* **Assignment**:
Reproduce the data exactly, leaving nothing out.

Source material Start Marker

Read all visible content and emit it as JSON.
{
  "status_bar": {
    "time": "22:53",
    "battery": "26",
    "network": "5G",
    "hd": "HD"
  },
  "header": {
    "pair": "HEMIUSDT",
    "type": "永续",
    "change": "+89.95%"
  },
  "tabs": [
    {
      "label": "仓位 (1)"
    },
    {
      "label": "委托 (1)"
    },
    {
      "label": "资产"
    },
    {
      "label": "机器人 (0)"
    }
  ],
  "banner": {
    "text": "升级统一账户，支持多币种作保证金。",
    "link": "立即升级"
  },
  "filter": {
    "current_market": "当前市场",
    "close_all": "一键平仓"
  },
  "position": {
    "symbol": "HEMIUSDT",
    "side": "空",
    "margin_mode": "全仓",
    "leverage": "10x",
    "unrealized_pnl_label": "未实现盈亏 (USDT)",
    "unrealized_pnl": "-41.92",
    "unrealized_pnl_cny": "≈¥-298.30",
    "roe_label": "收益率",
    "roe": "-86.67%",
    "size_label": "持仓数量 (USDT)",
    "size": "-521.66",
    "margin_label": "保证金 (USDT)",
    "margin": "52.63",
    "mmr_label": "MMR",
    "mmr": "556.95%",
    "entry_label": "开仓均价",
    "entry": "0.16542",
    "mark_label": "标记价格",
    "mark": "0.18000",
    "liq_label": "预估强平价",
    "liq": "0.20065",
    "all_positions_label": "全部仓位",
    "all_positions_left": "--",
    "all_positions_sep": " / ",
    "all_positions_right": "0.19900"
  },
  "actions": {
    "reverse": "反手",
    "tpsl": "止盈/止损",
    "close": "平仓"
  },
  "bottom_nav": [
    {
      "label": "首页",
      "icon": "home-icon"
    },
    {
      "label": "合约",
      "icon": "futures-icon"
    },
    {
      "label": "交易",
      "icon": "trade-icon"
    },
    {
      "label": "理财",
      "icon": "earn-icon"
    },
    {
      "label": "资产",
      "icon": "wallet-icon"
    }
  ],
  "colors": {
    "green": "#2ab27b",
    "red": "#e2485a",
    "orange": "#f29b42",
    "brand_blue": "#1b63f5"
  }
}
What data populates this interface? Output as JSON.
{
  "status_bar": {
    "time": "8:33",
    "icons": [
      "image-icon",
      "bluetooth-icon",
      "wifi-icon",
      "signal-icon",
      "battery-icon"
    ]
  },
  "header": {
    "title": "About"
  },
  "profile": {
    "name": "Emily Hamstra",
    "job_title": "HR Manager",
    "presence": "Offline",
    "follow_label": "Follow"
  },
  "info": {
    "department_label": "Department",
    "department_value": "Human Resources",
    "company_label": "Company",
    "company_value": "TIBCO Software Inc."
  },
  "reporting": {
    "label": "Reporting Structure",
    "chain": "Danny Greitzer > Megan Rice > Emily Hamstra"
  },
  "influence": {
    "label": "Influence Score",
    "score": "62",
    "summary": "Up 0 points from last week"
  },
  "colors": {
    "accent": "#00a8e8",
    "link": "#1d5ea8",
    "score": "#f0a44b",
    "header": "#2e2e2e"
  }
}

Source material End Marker

* **Task output**:
Read all visible content and emit it as JSON.
{
  "status_bar": {
    "time": "22:53",
    "battery": "26",
    "network": "5G",
    "hd": "HD"
  },
  "header": {
    "pair": "HEMIUSDT",
    "type": "永续",
    "change": "+89.95%"
  },
  "tabs": [
    {
      "label": "仓位 (1)"
    },
    {
      "label": "委托 (1)"
    },
    {
      "label": "资产"
    },
    {
      "label": "机器人 (0)"
    }
  ],
  "banner": {
    "text": "升级统一账户，支持多币种作保证金。",
    "link": "立即升级"
  },
  "filter": {
    "current_market": "当前市场",
    "close_all": "一键平仓"
  },
  "position": {
    "symbol": "HEMIUSDT",
    "side": "空",
    "margin_mode": "全仓",
    "leverage": "10x",
    "unrealized_pnl_label": "未实现盈亏 (USDT)",
    "unrealized_pnl": "-41.92",
    "unrealized_pnl_cny": "≈¥-298.30",
    "roe_label": "收益率",
    "roe": "-86.67%",
    "size_label": "持仓数量 (USDT)",
    "size": "-521.66",
    "margin_label": "保证金 (USDT)",
    "margin": "52.63",
    "mmr_label": "MMR",
    "mmr": "556.95%",
    "entry_label": "开仓均价",
    "entry": "0.16542",
    "mark_label": "标记价格",
    "mark": "0.18000",
    "liq_label": "预估强平价",
    "liq": "0.20065",
    "all_positions_label": "全部仓位",
    "all_positions_left": "--",
    "all_positions_sep": " / ",
    "all_positions_right": "0.19900"
  },
  "actions": {
    "reverse": "反手",
    "tpsl": "止盈/止损",
    "close": "平仓"
  },
  "bottom_nav": [
    {
      "label": "首页",
      "icon": "home-icon"
    },
    {
      "label": "合约",
      "icon": "futures-icon"
    },
    {
      "label": "交易",
      "icon": "trade-icon"
    },
    {
      "label": "理财",
      "icon": "earn-icon"
    },
    {
      "label": "资产",
      "icon": "wallet-icon"
    }
  ],
  "colors": {
    "green": "#2ab27b",
    "red": "#e2485a",
    "orange": "#f29b42",
    "brand_blue": "#1b63f5"
  }
}
What data populates this interface? Output as JSON.
{
  "status_bar": {
    "time": "8:33",
    "icons": [
      "image-icon",
      "bluetooth-icon",
      "wifi-icon",
      "signal-icon",
      "battery-icon"
    ]
  },
  "header": {
    "title": "About"
  },
  "profile": {
    "name": "Emily Hamstra",
    "job_title": "HR Manager",
    "presence": "Offline",
    "follow_label": "Follow"
  },
  "info": {
    "department_label": "Department",
    "department_value": "Human Resources",
    "company_label": "Company",
    "company_value": "TIBCO Software Inc."
  },
  "reporting": {
    "label": "Reporting Structure",
    "chain": "Danny Greitzer > Megan Rice > Emily Hamstra"
  },
  "influence": {
    "label": "Influence Score",
    "score": "62",
    "summary": "Up 0 points from last week"
  },
  "colors": {
    "accent": "#00a8e8",
    "link": "#1d5ea8",
    "score": "#f0a44b",
    "header": "#2e2e2e"
  }
}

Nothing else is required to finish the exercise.